Yet continued lack of recognition hinders not only the success of midwives but also the health and well-being of whole societies. "We will not achieve universal health coverage without them," said Dr. Kanem, "or realize our aspirations to reduce maternal and newborn deaths, as agreed in the Sustainable Development Goals."

Midwives: Overworked, underrecognized

The 2021 State of World's Midwifery report found that investing in universal access to quality midwifery care could, by 2035, save 4.3 million lives every year by preventing maternal and neonatal deaths and stillbirths.

UNFPA's global midwifery programme, run in collaboration with the International Confederation of Midwives, is currently operating in over 120 countries to bring midwifery skills up to international standards.

These efforts are having a major impact. In Zambia, for instance, the number of births assisted by a skilled attendant has more than doubled between 2002 and 2018. It is no coincidence that the maternal mortality rate dropped nearly 300 per cent in the same period.

But much more needs to be done to integrate midwifery into health systems, including improving the status of midwives.

"Health systems almost everywhere need to do more to support midwives and guarantee respectful, decent working conditions. Amid an acute shortage of midwives, many are overworked and underpaid," said Dr. Kanem.

Pandemic responders

When midwives are properly trained and supported, their contributions are undeniable.

This was made clearer than ever at the outset of the global COVID-19 pandemic, said Faiza Benbaha, chief midwife at the Marrakech University Hospital in Morocco. "The COVID-19 care services started to take up more space in health establishments, up to the delivery rooms, and the emergency rooms were filling up... We were sometimes mobilized for hours to take care of pregnant patients, especially emergency cases suffering from fever and breathing difficulties due to the disease."

Fortunately, the training she and other midwives had received helped them organize their response. "We had to carry on ensuring the safety of mothers and newborns while managing the epidemic," said Rachida El Mahjoubi, head midwife at Mohamed V Hospital in Tangier.

Stepping up for the next generation

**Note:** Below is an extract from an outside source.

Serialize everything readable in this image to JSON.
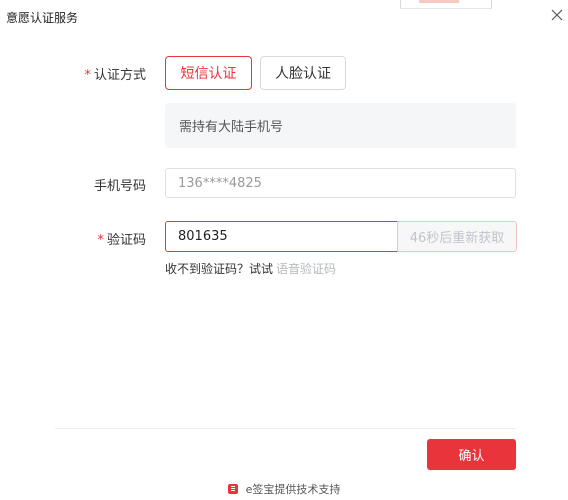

Midwives everywhere are stepping up for women and newborns.

"We had high maternal mortality rates in Bhutan," said Deki Pem, the deputy dean of the Nursing and Midwifery Department at Khesar Gyalpo University of Medical Sciences of Bhutan. "The government took the initiative and prioritized reducing maternal mortality and morbidity because many women and children were dying from preventable causes." She began working with UNFPA to adapt midwifery training programmes for local health personnel.

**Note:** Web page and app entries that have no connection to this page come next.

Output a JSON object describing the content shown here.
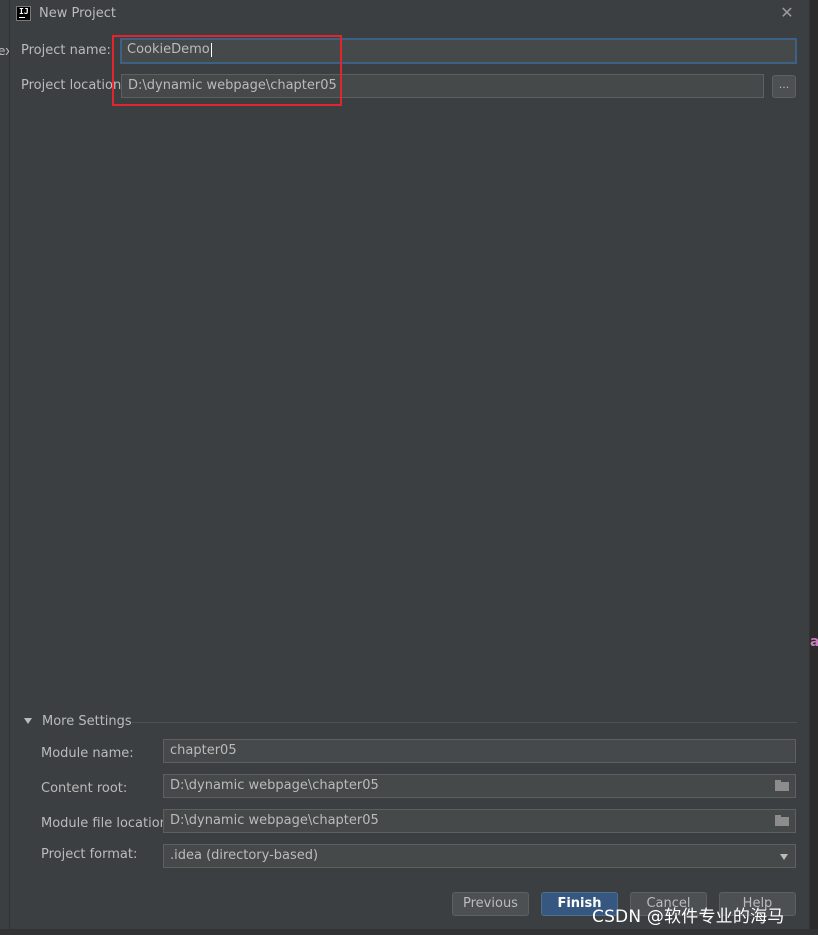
{
  "window": {
    "title": "New Project"
  },
  "background": {
    "left_fragment": "ex",
    "right_fragment": "at"
  },
  "form": {
    "project_name": {
      "label": "Project name:",
      "value": "CookieDemo"
    },
    "project_location": {
      "label": "Project location:",
      "value": "D:\\dynamic webpage\\chapter05",
      "browse_label": "..."
    }
  },
  "more_settings": {
    "label": "More Settings",
    "module_name": {
      "label": "Module name:",
      "value": "chapter05"
    },
    "content_root": {
      "label": "Content root:",
      "value": "D:\\dynamic webpage\\chapter05"
    },
    "module_file_location": {
      "label": "Module file location:",
      "value": "D:\\dynamic webpage\\chapter05"
    },
    "project_format": {
      "label": "Project format:",
      "value": ".idea (directory-based)"
    }
  },
  "buttons": {
    "previous": "Previous",
    "finish": "Finish",
    "cancel": "Cancel",
    "help": "Help"
  },
  "watermark": "CSDN @软件专业的海马",
  "colors": {
    "accent": "#365880",
    "highlight": "#e0262c",
    "background": "#3c3f41"
  }
}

“We want to have a midwife champion in every hospital or health facility,” she said.

Hakima, 57, a midwife in Tripoli’s University Hospital in Libya, said that midwives are doing the same in her country – increasing their skills to fill major gaps in the health system.

“After the war broke out, the greatest challenge was to find trained midwives and nurses as the expat workforce left the country, leaving behind inadequate numbers and capacities to meet the emerging needs,” Hakima recalled.

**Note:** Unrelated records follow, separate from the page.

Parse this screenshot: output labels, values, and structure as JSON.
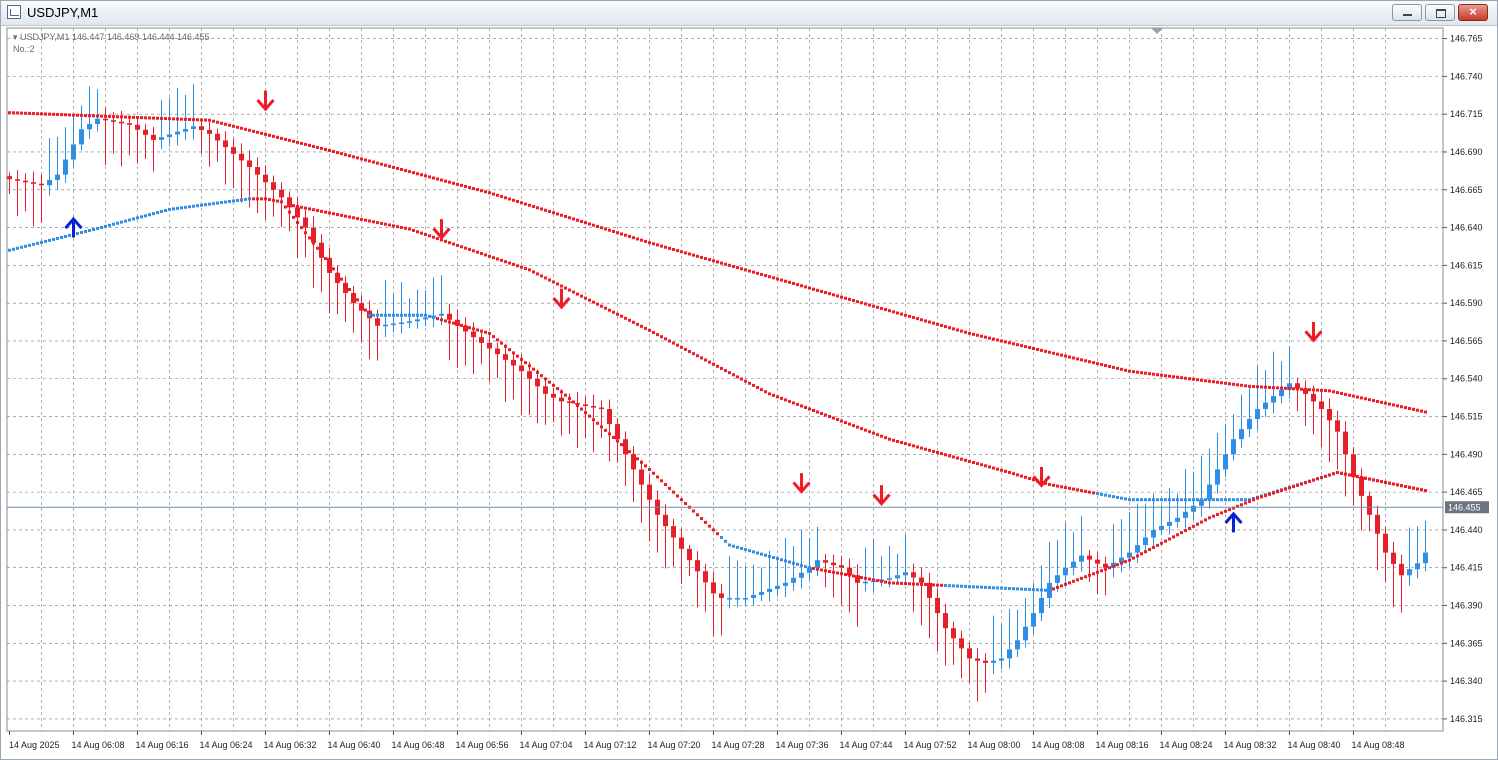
{
  "window": {
    "title": "USDJPY,M1",
    "min_icon": "minimize-icon",
    "max_icon": "maximize-icon",
    "close_icon": "close-icon",
    "close_glyph": "×"
  },
  "chart_data": {
    "type": "candlestick",
    "symbol_info": "▾ USDJPY,M1  146.447 146.469 146.444 146.455",
    "indicator_label": "No.:2",
    "current_price": 146.455,
    "current_price_label": "146.455",
    "ylim": [
      146.307,
      146.772
    ],
    "yticks": [
      "146.765",
      "146.740",
      "146.715",
      "146.690",
      "146.665",
      "146.640",
      "146.615",
      "146.590",
      "146.565",
      "146.540",
      "146.515",
      "146.490",
      "146.465",
      "146.440",
      "146.415",
      "146.390",
      "146.365",
      "146.340",
      "146.315"
    ],
    "xticks": [
      "14 Aug 2025",
      "14 Aug 06:08",
      "14 Aug 06:16",
      "14 Aug 06:24",
      "14 Aug 06:32",
      "14 Aug 06:40",
      "14 Aug 06:48",
      "14 Aug 06:56",
      "14 Aug 07:04",
      "14 Aug 07:12",
      "14 Aug 07:20",
      "14 Aug 07:28",
      "14 Aug 07:36",
      "14 Aug 07:44",
      "14 Aug 07:52",
      "14 Aug 08:00",
      "14 Aug 08:08",
      "14 Aug 08:16",
      "14 Aug 08:24",
      "14 Aug 08:32",
      "14 Aug 08:40",
      "14 Aug 08:48"
    ],
    "close_keypoints": [
      [
        0,
        146.672
      ],
      [
        4,
        146.668
      ],
      [
        6,
        146.675
      ],
      [
        9,
        146.705
      ],
      [
        11,
        146.712
      ],
      [
        15,
        146.708
      ],
      [
        18,
        146.698
      ],
      [
        23,
        146.707
      ],
      [
        25,
        146.702
      ],
      [
        30,
        146.68
      ],
      [
        34,
        146.66
      ],
      [
        37,
        146.64
      ],
      [
        40,
        146.61
      ],
      [
        43,
        146.59
      ],
      [
        46,
        146.575
      ],
      [
        50,
        146.578
      ],
      [
        54,
        146.583
      ],
      [
        56,
        146.575
      ],
      [
        60,
        146.56
      ],
      [
        64,
        146.545
      ],
      [
        67,
        146.53
      ],
      [
        69,
        146.525
      ],
      [
        74,
        146.52
      ],
      [
        75,
        146.51
      ],
      [
        77,
        146.49
      ],
      [
        81,
        146.45
      ],
      [
        85,
        146.42
      ],
      [
        88,
        146.398
      ],
      [
        89,
        146.395
      ],
      [
        92,
        146.395
      ],
      [
        97,
        146.405
      ],
      [
        100,
        146.415
      ],
      [
        101,
        146.42
      ],
      [
        104,
        146.415
      ],
      [
        106,
        146.405
      ],
      [
        110,
        146.408
      ],
      [
        112,
        146.412
      ],
      [
        114,
        146.405
      ],
      [
        117,
        146.375
      ],
      [
        120,
        146.355
      ],
      [
        122,
        146.352
      ],
      [
        124,
        146.355
      ],
      [
        126,
        146.367
      ],
      [
        128,
        146.385
      ],
      [
        130,
        146.405
      ],
      [
        132,
        146.415
      ],
      [
        134,
        146.423
      ],
      [
        137,
        146.415
      ],
      [
        140,
        146.425
      ],
      [
        143,
        146.44
      ],
      [
        146,
        146.448
      ],
      [
        149,
        146.46
      ],
      [
        151,
        146.48
      ],
      [
        153,
        146.5
      ],
      [
        156,
        146.52
      ],
      [
        160,
        146.537
      ],
      [
        162,
        146.53
      ],
      [
        164,
        146.52
      ],
      [
        166,
        146.505
      ],
      [
        168,
        146.475
      ],
      [
        170,
        146.45
      ],
      [
        172,
        146.425
      ],
      [
        174,
        146.41
      ],
      [
        176,
        146.418
      ],
      [
        177,
        146.425
      ]
    ],
    "ma_slow": [
      [
        0,
        146.716
      ],
      [
        25,
        146.711
      ],
      [
        40,
        146.691
      ],
      [
        60,
        146.663
      ],
      [
        80,
        146.63
      ],
      [
        100,
        146.6
      ],
      [
        120,
        146.57
      ],
      [
        140,
        146.545
      ],
      [
        155,
        146.535
      ],
      [
        165,
        146.532
      ],
      [
        177,
        146.518
      ]
    ],
    "ma_mid": [
      [
        35,
        146.655
      ],
      [
        50,
        146.639
      ],
      [
        65,
        146.612
      ],
      [
        80,
        146.572
      ],
      [
        95,
        146.53
      ],
      [
        110,
        146.5
      ],
      [
        125,
        146.478
      ],
      [
        130,
        146.47
      ],
      [
        140,
        146.46
      ],
      [
        155,
        146.46
      ],
      [
        166,
        146.478
      ],
      [
        177,
        146.466
      ]
    ],
    "ma_short": [
      [
        0,
        146.625
      ],
      [
        10,
        146.638
      ],
      [
        20,
        146.652
      ],
      [
        30,
        146.659
      ],
      [
        32,
        146.659
      ],
      [
        34,
        146.657
      ],
      [
        45,
        146.582
      ],
      [
        52,
        146.582
      ],
      [
        60,
        146.57
      ],
      [
        70,
        146.527
      ],
      [
        80,
        146.48
      ],
      [
        90,
        146.43
      ],
      [
        100,
        146.415
      ],
      [
        110,
        146.405
      ],
      [
        130,
        146.4
      ],
      [
        140,
        146.42
      ],
      [
        150,
        146.448
      ],
      [
        156,
        146.461
      ],
      [
        166,
        146.478
      ],
      [
        177,
        146.466
      ]
    ],
    "trend_segments": [
      {
        "line": "ma_short",
        "from": 0,
        "to": 30,
        "dir": "up"
      },
      {
        "line": "ma_mid",
        "from": 35,
        "to": 45,
        "dir": "down"
      },
      {
        "line": "ma_short",
        "from": 45,
        "to": 53,
        "dir": "up"
      },
      {
        "line": "ma_short",
        "from": 53,
        "to": 89,
        "dir": "down"
      },
      {
        "line": "ma_short",
        "from": 89,
        "to": 100,
        "dir": "up"
      },
      {
        "line": "ma_short",
        "from": 100,
        "to": 117,
        "dir": "down"
      },
      {
        "line": "ma_short",
        "from": 117,
        "to": 130,
        "dir": "up"
      },
      {
        "line": "ma_mid",
        "from": 128,
        "to": 136,
        "dir": "down"
      },
      {
        "line": "ma_mid",
        "from": 136,
        "to": 166,
        "dir": "up"
      },
      {
        "line": "ma_mid",
        "from": 166,
        "to": 177,
        "dir": "down"
      }
    ],
    "arrows": [
      {
        "bar": 8,
        "price": 146.641,
        "dir": "up"
      },
      {
        "bar": 32,
        "price": 146.723,
        "dir": "down"
      },
      {
        "bar": 54,
        "price": 146.638,
        "dir": "down"
      },
      {
        "bar": 69,
        "price": 146.592,
        "dir": "down"
      },
      {
        "bar": 99,
        "price": 146.47,
        "dir": "down"
      },
      {
        "bar": 109,
        "price": 146.462,
        "dir": "down"
      },
      {
        "bar": 129,
        "price": 146.474,
        "dir": "down"
      },
      {
        "bar": 153,
        "price": 146.446,
        "dir": "up"
      },
      {
        "bar": 163,
        "price": 146.57,
        "dir": "down"
      }
    ],
    "colors": {
      "up": "#2f8fe6",
      "down": "#e5202a",
      "ma": "#ee1c25",
      "ma_blue": "#2f8fe6",
      "arrow_down": "#ee1c25",
      "arrow_up": "#0b1fd6",
      "grid": "#7a7f86",
      "bid": "#6b90b0"
    },
    "grid": true
  }
}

With training, however, the midwives are providing services and information well beyond what they could have before. In addition to serving the health needs of their clients, they are correcting dangerous misconceptions, such as the idea that women and newborns do not require skilled attendants during and after birth, and the idea that women and girls should have no decision-making power. They are also passing these skills on to younger professionals entering the field.

“These trainings have helped us to learn best practices before, during and after the delivery… With our improved capacities, we are not only busting myths and achieving better results, but also training the younger generation of midwives and nurses coming into the profession.”

Pari Lotfipour, a midwife of more than 40 years, says she takes enormous joy in her work. She has become a role model for younger midwives, and her own passion for the work is undimmed. “As someone who started my career with love, I still have enough love to deliver babies for another 20 years,” she said.